Why Should Medical Billers Get All the Blame?

May 7, 2016

When you read reviews on online review sites, you typically read about the physician. But have you ever read how awesome the billing experience was?

Working with the public takes skill and patience. It also requires being aware of how you are perceived. The question "How can I help you?" can convey a completely different meaning than "What can I do for you?" They may look very similar to you and in some cases might be construed as meaning the same thing. But they are very different in context.

If you answer the phone and ask a patient "What can I do for you?" you have just accepted responsibility for his request and verbally promised that action will be taken. His response could go something like this, "You can delete my bill! I'm not paying it!" Now you have a pending argument and an unhappy patient.

If you answer the phone and ask a patient "How can I help you?" you are telling the patient up front that you are there to helphim with his problem.  His response will be different based upon the question asked. It could go something like "You can explain to me why I'm getting a bill!" A very different conversation from the former scenario.

There is a universal perception within the medical industry that every billing person or department is wrong, bad, the enemy, unintelligent, uninformed, etc.  Patients often call about their bill and just start spewing anger and frustration due to lack of personal knowledge of their own insurance plans.
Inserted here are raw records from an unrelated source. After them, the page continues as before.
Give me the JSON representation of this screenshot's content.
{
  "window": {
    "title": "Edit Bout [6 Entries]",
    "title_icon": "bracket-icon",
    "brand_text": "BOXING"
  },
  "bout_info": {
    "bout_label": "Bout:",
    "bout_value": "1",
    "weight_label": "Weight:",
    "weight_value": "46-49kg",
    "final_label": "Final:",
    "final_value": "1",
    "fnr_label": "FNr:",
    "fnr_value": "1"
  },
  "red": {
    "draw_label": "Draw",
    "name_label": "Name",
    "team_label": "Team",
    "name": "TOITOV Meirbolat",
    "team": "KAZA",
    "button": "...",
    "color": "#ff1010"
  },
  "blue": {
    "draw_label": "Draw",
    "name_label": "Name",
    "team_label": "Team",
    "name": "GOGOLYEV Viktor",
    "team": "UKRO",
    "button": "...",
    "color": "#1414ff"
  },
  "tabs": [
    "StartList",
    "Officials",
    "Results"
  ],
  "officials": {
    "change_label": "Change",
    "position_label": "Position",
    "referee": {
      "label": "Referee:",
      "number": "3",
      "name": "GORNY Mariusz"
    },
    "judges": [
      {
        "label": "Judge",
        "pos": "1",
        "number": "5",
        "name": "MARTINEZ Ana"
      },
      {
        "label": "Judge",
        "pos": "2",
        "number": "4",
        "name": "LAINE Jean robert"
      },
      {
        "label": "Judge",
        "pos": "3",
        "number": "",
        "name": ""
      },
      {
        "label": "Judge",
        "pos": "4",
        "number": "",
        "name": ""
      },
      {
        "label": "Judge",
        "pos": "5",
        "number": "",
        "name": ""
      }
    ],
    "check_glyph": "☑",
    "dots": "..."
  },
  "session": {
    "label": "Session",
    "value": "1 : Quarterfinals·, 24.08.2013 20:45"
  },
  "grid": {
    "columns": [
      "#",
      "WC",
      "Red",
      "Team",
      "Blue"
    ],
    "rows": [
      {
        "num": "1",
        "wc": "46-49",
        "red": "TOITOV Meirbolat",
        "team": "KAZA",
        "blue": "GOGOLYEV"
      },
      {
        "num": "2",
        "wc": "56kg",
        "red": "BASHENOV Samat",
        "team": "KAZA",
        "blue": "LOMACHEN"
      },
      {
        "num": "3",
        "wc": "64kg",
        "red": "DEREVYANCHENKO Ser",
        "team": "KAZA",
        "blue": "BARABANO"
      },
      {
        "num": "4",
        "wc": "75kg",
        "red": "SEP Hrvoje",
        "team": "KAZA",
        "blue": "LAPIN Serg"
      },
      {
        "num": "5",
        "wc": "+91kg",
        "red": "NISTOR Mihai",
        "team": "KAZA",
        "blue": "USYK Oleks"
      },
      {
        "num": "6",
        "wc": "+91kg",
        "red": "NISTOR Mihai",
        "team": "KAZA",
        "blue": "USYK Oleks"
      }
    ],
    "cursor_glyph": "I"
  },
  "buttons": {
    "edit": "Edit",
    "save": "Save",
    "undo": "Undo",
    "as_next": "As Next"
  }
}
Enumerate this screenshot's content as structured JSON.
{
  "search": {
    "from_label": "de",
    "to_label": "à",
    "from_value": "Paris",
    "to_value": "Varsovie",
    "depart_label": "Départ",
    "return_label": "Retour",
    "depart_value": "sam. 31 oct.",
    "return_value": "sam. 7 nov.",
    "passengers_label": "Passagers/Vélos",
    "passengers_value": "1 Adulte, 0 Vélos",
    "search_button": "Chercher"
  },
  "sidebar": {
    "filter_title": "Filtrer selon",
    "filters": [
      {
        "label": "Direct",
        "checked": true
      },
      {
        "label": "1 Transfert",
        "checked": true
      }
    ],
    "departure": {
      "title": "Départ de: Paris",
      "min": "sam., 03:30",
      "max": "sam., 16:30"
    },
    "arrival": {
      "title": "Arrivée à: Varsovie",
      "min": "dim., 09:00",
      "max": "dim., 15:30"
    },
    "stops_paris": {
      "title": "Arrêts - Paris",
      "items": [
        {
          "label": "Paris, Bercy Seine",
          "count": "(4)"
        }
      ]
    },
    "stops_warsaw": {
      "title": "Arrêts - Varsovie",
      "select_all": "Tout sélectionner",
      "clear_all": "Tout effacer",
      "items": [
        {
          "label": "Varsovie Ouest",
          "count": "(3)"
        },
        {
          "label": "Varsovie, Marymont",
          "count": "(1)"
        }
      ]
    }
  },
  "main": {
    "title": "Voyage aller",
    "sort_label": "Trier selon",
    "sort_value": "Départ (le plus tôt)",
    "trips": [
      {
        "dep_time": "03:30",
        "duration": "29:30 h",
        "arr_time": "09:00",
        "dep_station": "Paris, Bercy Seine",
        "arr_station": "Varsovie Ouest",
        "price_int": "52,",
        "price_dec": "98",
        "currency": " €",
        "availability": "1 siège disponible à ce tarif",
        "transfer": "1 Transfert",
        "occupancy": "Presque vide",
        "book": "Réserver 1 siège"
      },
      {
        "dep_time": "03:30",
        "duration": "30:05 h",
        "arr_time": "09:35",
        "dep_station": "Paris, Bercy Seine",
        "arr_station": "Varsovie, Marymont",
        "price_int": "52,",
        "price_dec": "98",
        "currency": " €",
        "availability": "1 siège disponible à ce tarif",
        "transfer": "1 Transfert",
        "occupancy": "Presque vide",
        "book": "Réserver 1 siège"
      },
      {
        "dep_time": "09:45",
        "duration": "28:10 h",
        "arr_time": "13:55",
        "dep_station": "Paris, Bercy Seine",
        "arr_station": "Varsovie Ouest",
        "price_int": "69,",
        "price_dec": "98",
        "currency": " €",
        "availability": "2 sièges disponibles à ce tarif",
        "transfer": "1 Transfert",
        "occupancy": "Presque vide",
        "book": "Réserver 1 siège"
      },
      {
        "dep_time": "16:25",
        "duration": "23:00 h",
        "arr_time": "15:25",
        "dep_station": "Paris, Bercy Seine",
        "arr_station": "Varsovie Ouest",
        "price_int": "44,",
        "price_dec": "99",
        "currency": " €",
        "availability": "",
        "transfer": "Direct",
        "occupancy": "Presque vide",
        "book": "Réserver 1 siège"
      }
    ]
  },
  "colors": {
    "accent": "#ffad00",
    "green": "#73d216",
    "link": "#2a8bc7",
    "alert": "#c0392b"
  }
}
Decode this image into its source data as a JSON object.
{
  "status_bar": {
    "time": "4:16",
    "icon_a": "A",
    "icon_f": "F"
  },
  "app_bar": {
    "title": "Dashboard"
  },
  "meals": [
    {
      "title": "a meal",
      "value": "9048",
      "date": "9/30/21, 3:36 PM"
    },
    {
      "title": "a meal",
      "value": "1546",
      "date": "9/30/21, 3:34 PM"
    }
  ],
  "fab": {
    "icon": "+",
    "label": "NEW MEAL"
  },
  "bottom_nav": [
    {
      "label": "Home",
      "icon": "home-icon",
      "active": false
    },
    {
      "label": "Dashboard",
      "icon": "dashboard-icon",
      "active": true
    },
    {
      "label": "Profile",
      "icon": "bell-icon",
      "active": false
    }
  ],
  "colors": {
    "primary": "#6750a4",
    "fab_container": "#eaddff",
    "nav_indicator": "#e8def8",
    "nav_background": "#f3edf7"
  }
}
Patients also call the office and (due to lack of training) the front office may start bashing the billing department right alongside the patient. No matter the reason, it's always "billing's fault."

Well, my intention is to change this perception.  It will not be an easy task, but if it were easy, everyone would be doing it.  Small, simple verbiage changes are a place to start, as described above. If you've ever been in a billing department, you are aware that you will never please everyone, all of the time. Just accept that and move forward. There are always going to be unhappy people.

So, my thoughts are to start internally, with your current staff. Find the questions and phrases that work well for you, and start using them in your daily conversations. What will happen is the perception about the billing department will slowly change. Here are some phrases I've come up with:

• How can I help you?

• Did I answer your questions?

• Is there anything else I can help you with?

• Would you like me to follow up with you in a few days to see if you have any other questions on this topic?

• Is there any documentation you require?

Focus the questions or verbiage to show you are there to help patients, educate them, and support them.

My goal is to change the perception of the billing department internally so that staff members understand the scope of the billing department and can positively convey that to any patient who may have a question. Once you are confident this transition has happened in your practice, you can take it externally to the patient. Oftentimes patients are asked if they will fill out a satisfaction survey for medical services. But has anyone ever sent out a satisfaction survey about their billing services? I've never heard of one. People are most likely afraid to find out just how bad the perception might be -- they just push forward and hire more billing staff, rather than solving any issues that are milling about.

Do you have any suggestions that might steer this movement in a positive direction? Tell us what you think in the comment section below.